On July 4th, a day when all service professionals are on vacation, my refrigerator stopped working. My wife and I ran to a store to buy a mini fridge and crammed all of the food for a family of four into an appliance meant for a dorm room. As soon as we were done, we looked at each other, covered in sweat from all of the activity, and we realize the air conditioning is not working at all. Unfortunately we live in Florida, and it is just a little hotter than the inside of a volcano in July.
Once we done crying and laughing, and after a few drinks (it was July 4th after all), we asked ourselves what we could have done differently. My wife and I are both auditors, so we tend to think in terms of risk and control.
I know just how goofy this sounds, but the conversation went to the four categories of control activities, and how we had applied these to our home. With both the refrigerator and the air conditioner, our process was the same.
- Avoid – Well, you can’t entirely avoid a broken appliance, but they are getting a little older. Both are probably about 10 years old, so replacing these sooner might have avoided this situation.
- Reduce – We take care of the appliances, and everything is clean and well maintained. From my perspective, we’ve done our part to reduce the risk of breakage.
- Share – I have a home warranty, so I have shared the financial aspect of the breakage. The warranty doesn’t do anything to get a repair done at the last minute on a holiday.
- Accept – Nope. I’m not going to simply accept the full risk of a broken appliance, that’s why I do my best to keep up with regular maintenance.
Eventually the repairs were completed, and because we did share the risk through a warranty, the bill wasn’t too big. We lost some food in the broken fridge, and we had a bigger July 4th grill out than previously planned. With no air conditioning in a Florida summer, we had a really hot house while waiting for repair. In the end, I was reminded of a fact that is hard for most auditors, myself included…we can never fully control every risk. Our goal is to mitigate the risk to an acceptable level. What I learned from this experience is that the level of risk I am willing to accept on paper is much different from when it actually happens. Waiting a day or two for a repair to occur sounds okay, but the reality of trying to sleep when it’s 90o inside for even one night is a different story.
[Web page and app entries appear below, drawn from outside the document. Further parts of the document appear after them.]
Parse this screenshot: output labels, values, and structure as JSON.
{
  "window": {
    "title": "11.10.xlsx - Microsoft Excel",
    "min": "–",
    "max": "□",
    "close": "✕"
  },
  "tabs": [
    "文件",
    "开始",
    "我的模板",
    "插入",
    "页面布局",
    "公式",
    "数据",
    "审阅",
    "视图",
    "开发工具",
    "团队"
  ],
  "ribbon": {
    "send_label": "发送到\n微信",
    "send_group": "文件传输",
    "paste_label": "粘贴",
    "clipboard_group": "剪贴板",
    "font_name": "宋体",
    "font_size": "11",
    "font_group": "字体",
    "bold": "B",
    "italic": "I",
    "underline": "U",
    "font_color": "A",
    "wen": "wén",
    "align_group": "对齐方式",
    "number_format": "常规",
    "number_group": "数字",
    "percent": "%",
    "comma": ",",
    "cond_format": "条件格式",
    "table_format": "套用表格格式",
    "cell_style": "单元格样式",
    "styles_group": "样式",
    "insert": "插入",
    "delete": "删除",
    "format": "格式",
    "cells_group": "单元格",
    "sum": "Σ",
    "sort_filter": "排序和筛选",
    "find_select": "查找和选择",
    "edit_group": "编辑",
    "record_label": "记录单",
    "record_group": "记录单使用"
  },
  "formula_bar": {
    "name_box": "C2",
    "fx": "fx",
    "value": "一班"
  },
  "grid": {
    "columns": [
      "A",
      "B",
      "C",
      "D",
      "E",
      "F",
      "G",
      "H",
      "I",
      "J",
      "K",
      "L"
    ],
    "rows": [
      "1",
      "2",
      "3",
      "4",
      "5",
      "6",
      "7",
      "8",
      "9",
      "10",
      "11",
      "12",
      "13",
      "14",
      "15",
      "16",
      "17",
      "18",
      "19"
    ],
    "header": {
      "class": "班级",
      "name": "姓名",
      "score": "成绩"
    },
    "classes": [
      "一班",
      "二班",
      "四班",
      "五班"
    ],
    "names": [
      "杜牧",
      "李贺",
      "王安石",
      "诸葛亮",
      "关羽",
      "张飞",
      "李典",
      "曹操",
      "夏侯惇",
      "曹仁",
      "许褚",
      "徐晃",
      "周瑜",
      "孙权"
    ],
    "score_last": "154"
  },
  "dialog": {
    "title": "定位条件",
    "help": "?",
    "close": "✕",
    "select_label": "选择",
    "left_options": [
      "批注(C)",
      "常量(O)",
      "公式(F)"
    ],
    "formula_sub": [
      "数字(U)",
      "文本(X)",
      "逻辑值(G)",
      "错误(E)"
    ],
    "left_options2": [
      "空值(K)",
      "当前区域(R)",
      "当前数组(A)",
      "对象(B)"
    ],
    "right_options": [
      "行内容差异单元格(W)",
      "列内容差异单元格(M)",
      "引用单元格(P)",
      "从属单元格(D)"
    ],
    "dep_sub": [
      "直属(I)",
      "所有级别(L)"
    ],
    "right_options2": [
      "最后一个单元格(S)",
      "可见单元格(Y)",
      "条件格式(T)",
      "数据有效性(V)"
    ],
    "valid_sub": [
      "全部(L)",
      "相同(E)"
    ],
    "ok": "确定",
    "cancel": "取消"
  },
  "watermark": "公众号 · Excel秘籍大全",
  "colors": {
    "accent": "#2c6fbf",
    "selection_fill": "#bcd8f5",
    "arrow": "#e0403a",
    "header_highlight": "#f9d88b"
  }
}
The lesson from my experience is this: when assessing the adequacy of controls, consider what the residual risk looks like to the people who actually have to live with the consequences.